It’s difficult to predict the future of commercial auto insurance accurately. Expert projections on patterns are still a bit sketchy.
The price of oil could continue falling as more people switch to commercial electronic vehicles. This is because the latter will be significantly cheaper to acquire and maintain.
Over time, that translates to more commercial drivers and higher chances of accidents. As we’ve seen, this could negatively affect retail insurance pricing. On the bright side, however, there is little doubt that adopting autonomous vehicles will gradually reduce the average premiums.
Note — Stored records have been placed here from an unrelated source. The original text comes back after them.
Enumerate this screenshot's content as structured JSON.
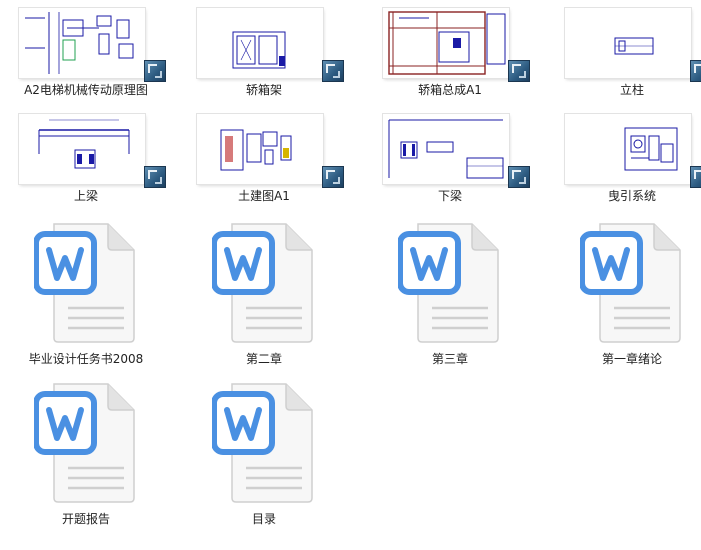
{
  "items": [
    {
      "name": "A2电梯机械传动原理图",
      "type": "cad"
    },
    {
      "name": "轿箱架",
      "type": "cad"
    },
    {
      "name": "轿箱总成A1",
      "type": "cad"
    },
    {
      "name": "立柱",
      "type": "cad"
    },
    {
      "name": "上梁",
      "type": "cad"
    },
    {
      "name": "土建图A1",
      "type": "cad"
    },
    {
      "name": "下梁",
      "type": "cad"
    },
    {
      "name": "曳引系统",
      "type": "cad"
    },
    {
      "name": "毕业设计任务书2008",
      "type": "word"
    },
    {
      "name": "第二章",
      "type": "word"
    },
    {
      "name": "第三章",
      "type": "word"
    },
    {
      "name": "第一章绪论",
      "type": "word"
    },
    {
      "name": "开题报告",
      "type": "word"
    },
    {
      "name": "目录",
      "type": "word"
    }
  ],
  "icons": {
    "cad": "cad-drawing-file-icon",
    "word": "word-document-icon"
  },
  "colors": {
    "drawing_blue": "#1a1aa6",
    "word_blue": "#4a90e2"
  }
}
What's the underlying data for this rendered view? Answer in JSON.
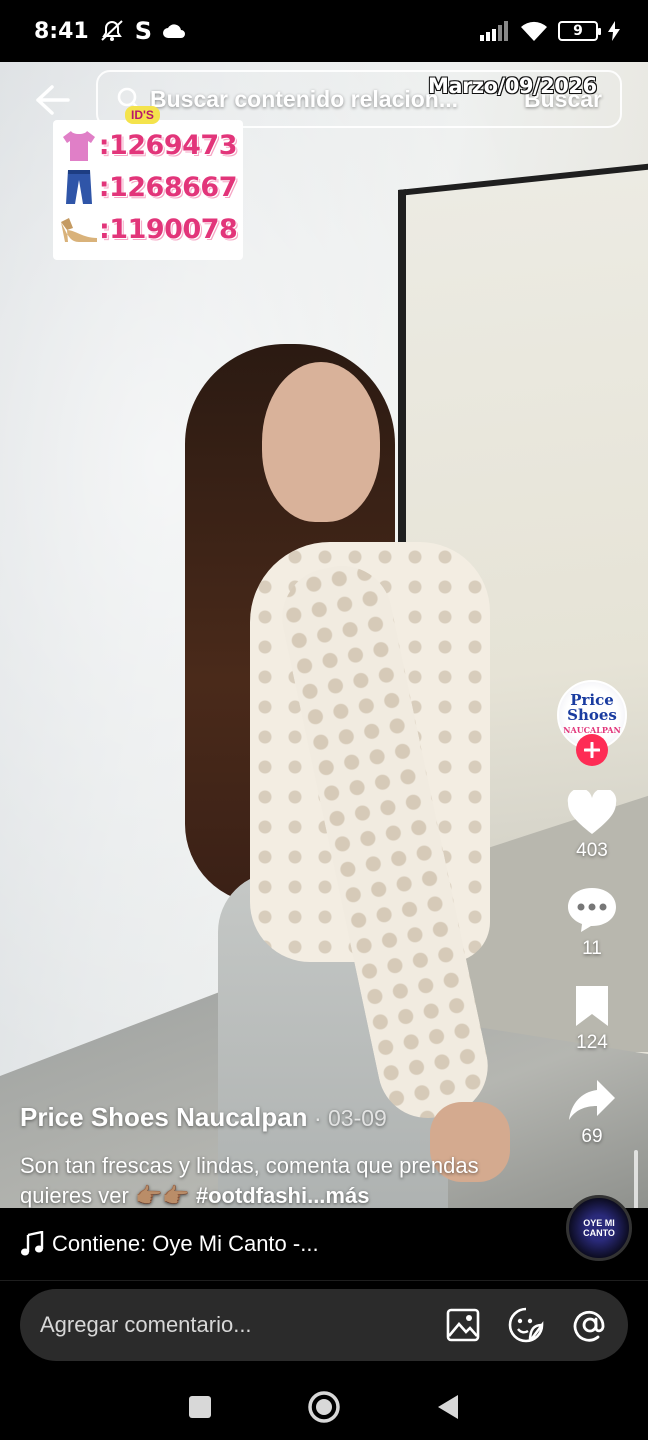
{
  "status_bar": {
    "time": "8:41",
    "carrier_letter": "S",
    "battery": "9",
    "icons": [
      "mute-icon",
      "s-icon",
      "cloud-icon",
      "signal-icon",
      "wifi-icon",
      "battery-icon",
      "charging-icon"
    ]
  },
  "search": {
    "placeholder": "Buscar contenido relacion...",
    "button_label": "Buscar"
  },
  "overlay": {
    "date_stamp": "Marzo/09/2026",
    "ids_tag": "ID'S",
    "ids": [
      {
        "item": "blouse",
        "icon": "blouse-icon",
        "value": ":1269473"
      },
      {
        "item": "jeans",
        "icon": "jeans-icon",
        "value": ":1268667"
      },
      {
        "item": "heel",
        "icon": "heel-icon",
        "value": ":1190078"
      }
    ]
  },
  "actions": {
    "avatar_name": "Price Shoes",
    "avatar_sub": "NAUCALPAN",
    "likes": "403",
    "comments": "11",
    "saves": "124",
    "shares": "69"
  },
  "caption": {
    "author": "Price Shoes Naucalpan",
    "date": " · 03-09",
    "text": "Son tan frescas y lindas, comenta que prendas quieres ver 👉🏽👉🏽 ",
    "hashtag": "#ootdfashi",
    "more": "...más"
  },
  "sound": {
    "text": "Contiene: Oye Mi Canto -...",
    "disc_label": "OYE MI CANTO"
  },
  "comment": {
    "placeholder": "Agregar comentario..."
  },
  "colors": {
    "follow_red": "#fe2c55",
    "id_pink": "#e2357a",
    "tag_yellow": "#f4e34c"
  }
}
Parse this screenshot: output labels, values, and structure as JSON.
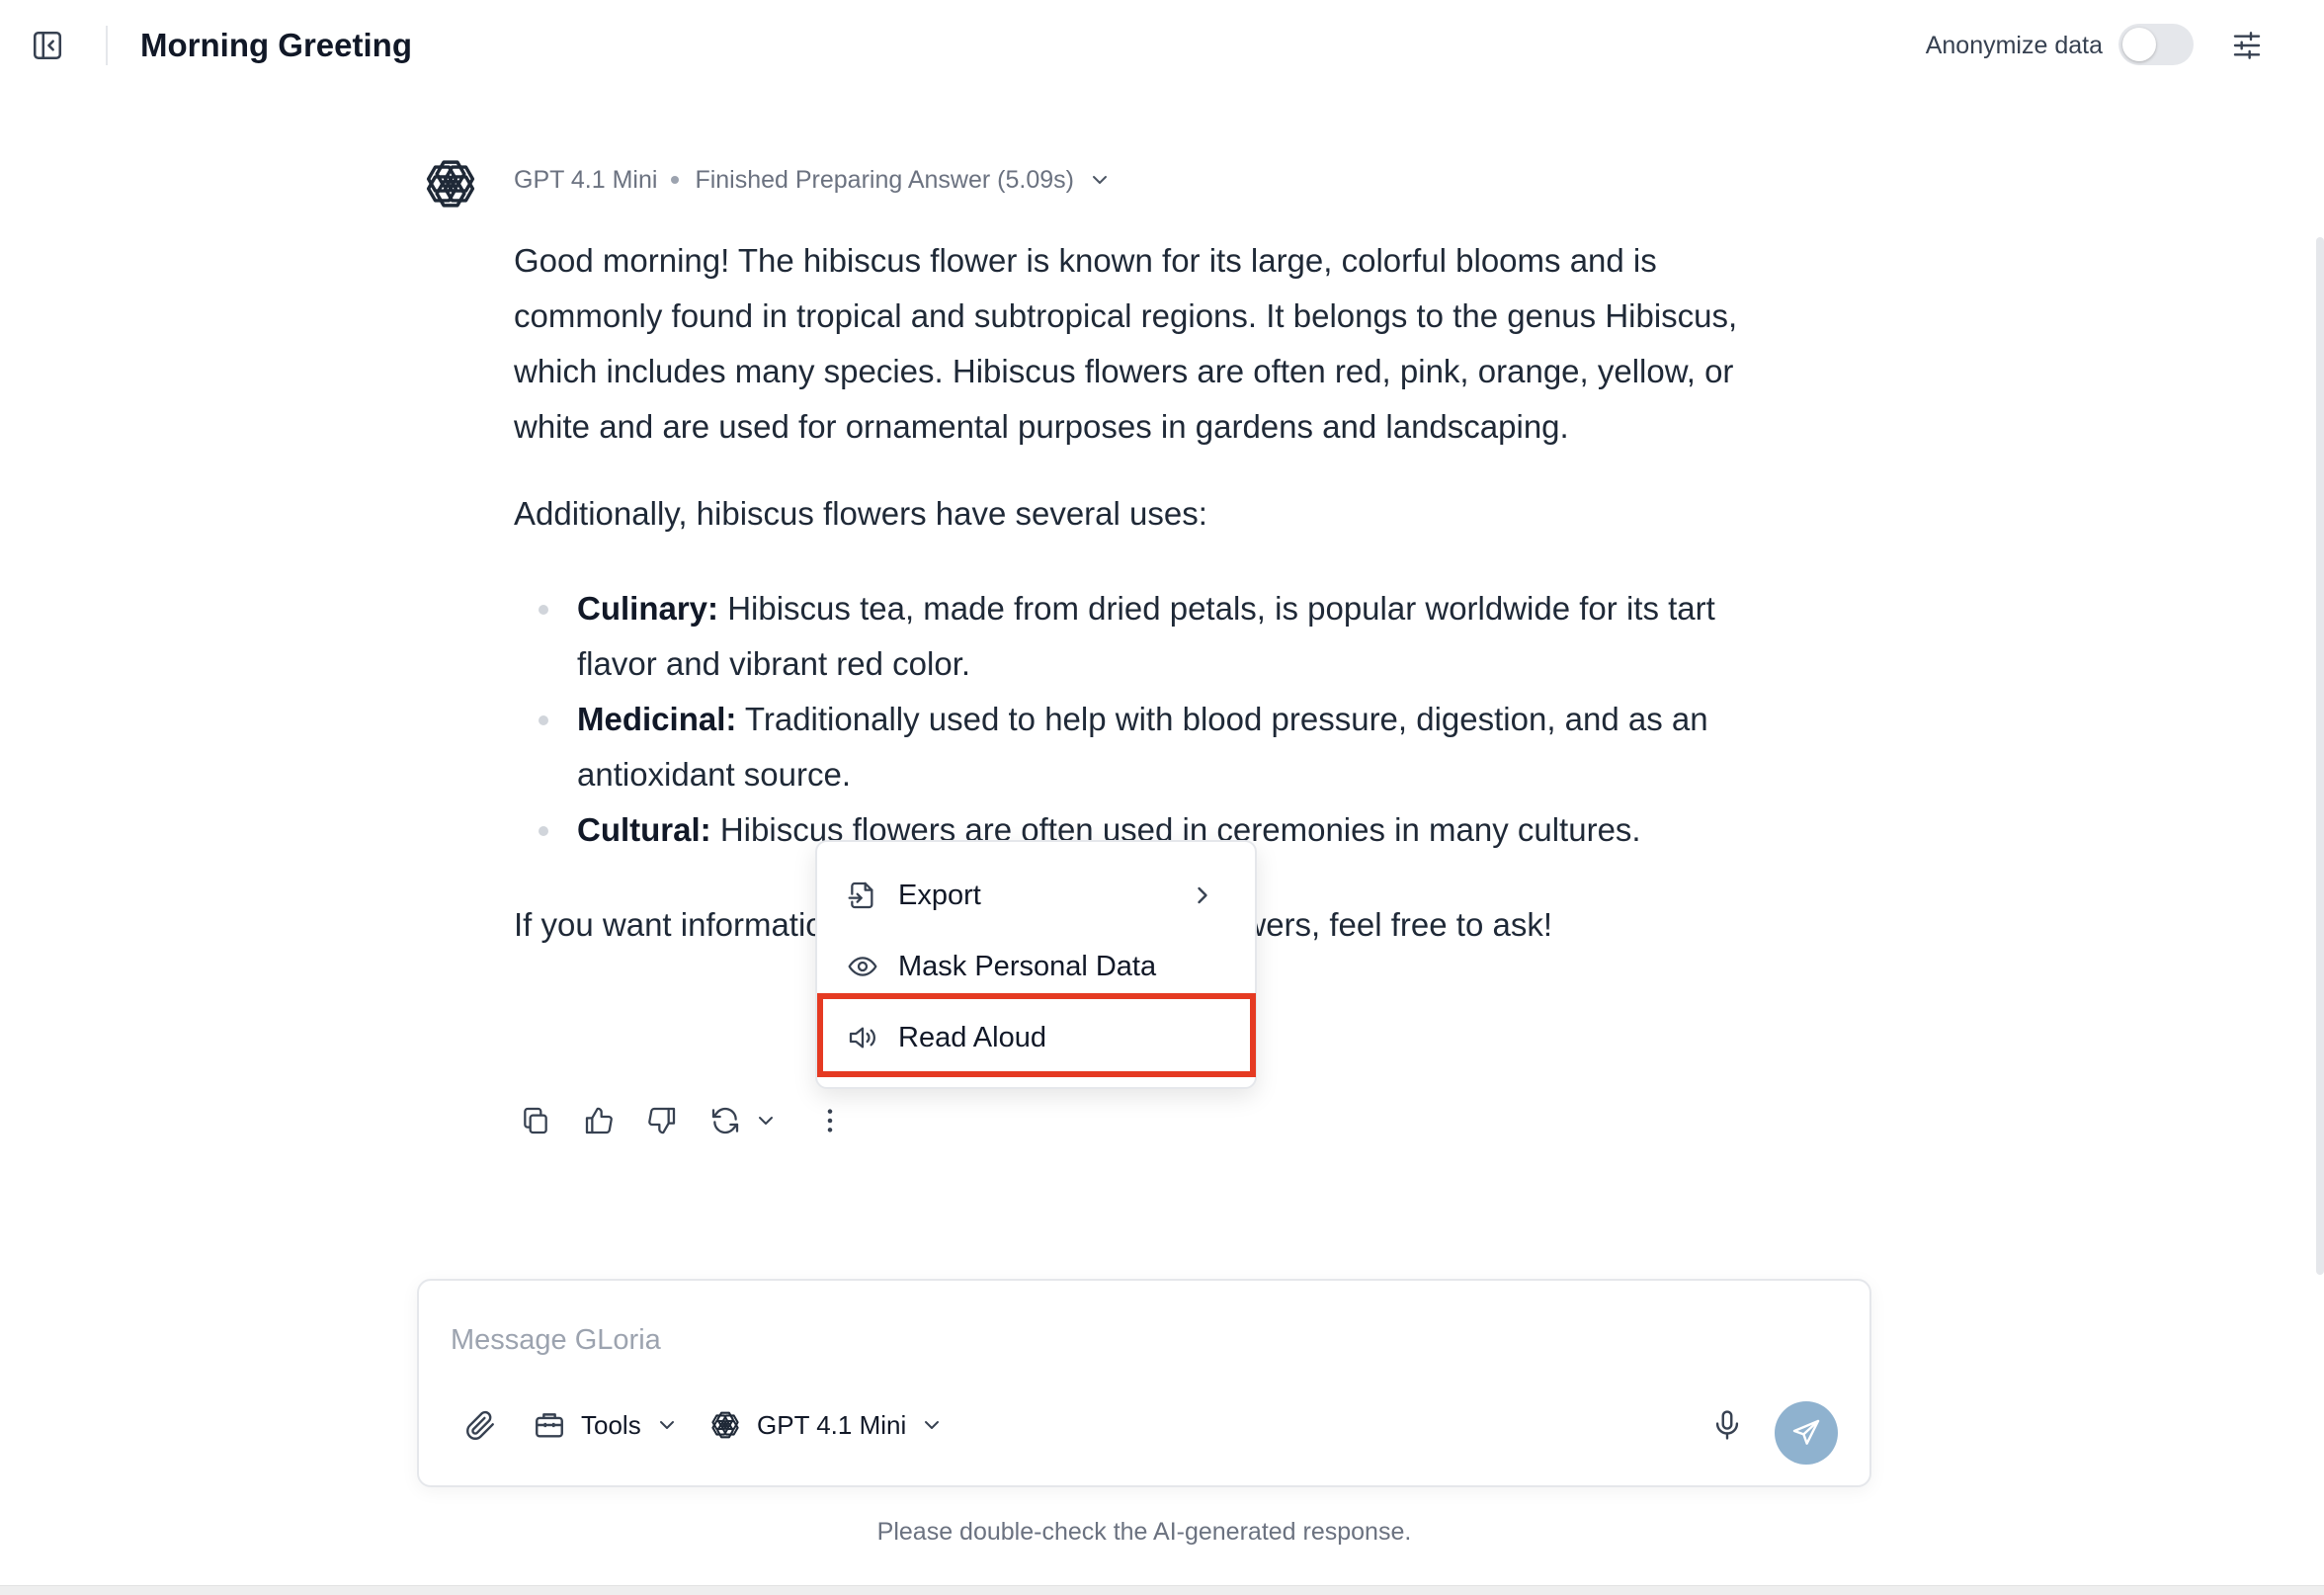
{
  "header": {
    "title": "Morning Greeting",
    "anonymize_label": "Anonymize data",
    "anonymize_on": false
  },
  "message": {
    "model": "GPT 4.1 Mini",
    "status": "Finished Preparing Answer (5.09s)",
    "paragraphs": [
      "Good morning! The hibiscus flower is known for its large, colorful blooms and is commonly found in tropical and subtropical regions. It belongs to the genus Hibiscus, which includes many species. Hibiscus flowers are often red, pink, orange, yellow, or white and are used for ornamental purposes in gardens and landscaping.",
      "Additionally, hibiscus flowers have several uses:"
    ],
    "list": [
      {
        "term": "Culinary:",
        "text": " Hibiscus tea, made from dried petals, is popular worldwide for its tart flavor and vibrant red color."
      },
      {
        "term": "Medicinal:",
        "text": " Traditionally used to help with blood pressure, digestion, and as an antioxidant source."
      },
      {
        "term": "Cultural:",
        "text": " Hibiscus flowers are often used in ceremonies in many cultures."
      }
    ],
    "closing": "If you want information on how to grow hibiscus flowers, feel free to ask!"
  },
  "context_menu": {
    "items": [
      {
        "label": "Export",
        "icon": "export-icon",
        "has_submenu": true
      },
      {
        "label": "Mask Personal Data",
        "icon": "eye-icon",
        "has_submenu": false
      },
      {
        "label": "Read Aloud",
        "icon": "speaker-icon",
        "has_submenu": false,
        "highlighted": true
      }
    ]
  },
  "composer": {
    "placeholder": "Message GLoria",
    "tools_label": "Tools",
    "model_label": "GPT 4.1 Mini"
  },
  "footer": {
    "disclaimer": "Please double-check the AI-generated response."
  },
  "colors": {
    "highlight": "#e53a22",
    "send_button": "#8fb2cf"
  }
}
According to research by the Stevens Institute of Technology in collaboration with Accenture, almost 10% of U.S. registered vehicles will be fully autonomous by 2035.
The rest, of course, will mostly be semi-autonomous, with advanced safety features. For example, even the heaviest commercial vehicles will have short braking distances and crash-avoidance artificial intelligence.
Since as many as 95% of traffic accidents are attributed to human error, such trends could trigger a significant shift in the auto industry. The severity of accidents will also drop, and competition between insurance providers will peak as the number of specialized companies rise.
Ultimately, we may see a significant drop in commercial premiums as companies adjust them according to actual risks. This may start happening as soon as 2026. That’s when large numbers of autonomous cars will begin hitting the streets.
- Commercial auto insurance premiums have been rising since 2022, and they’re expected to continue increasing in the short term.
- Long-term projections are still sketchy, but autonomous vehicles may significantly drop premiums due to reduced risk of accidents attributed to human error.
- This could begin as soon as 2026, when large numbers of autonomous cars will hit the roads.
- In the meantime, it is crucial for businesses to shop around for their commercial auto insurance needs so that they can find the best rates possible.
- Businesses should also ensure they are aware of any discounts they may be eligible for and take advantage of them if available.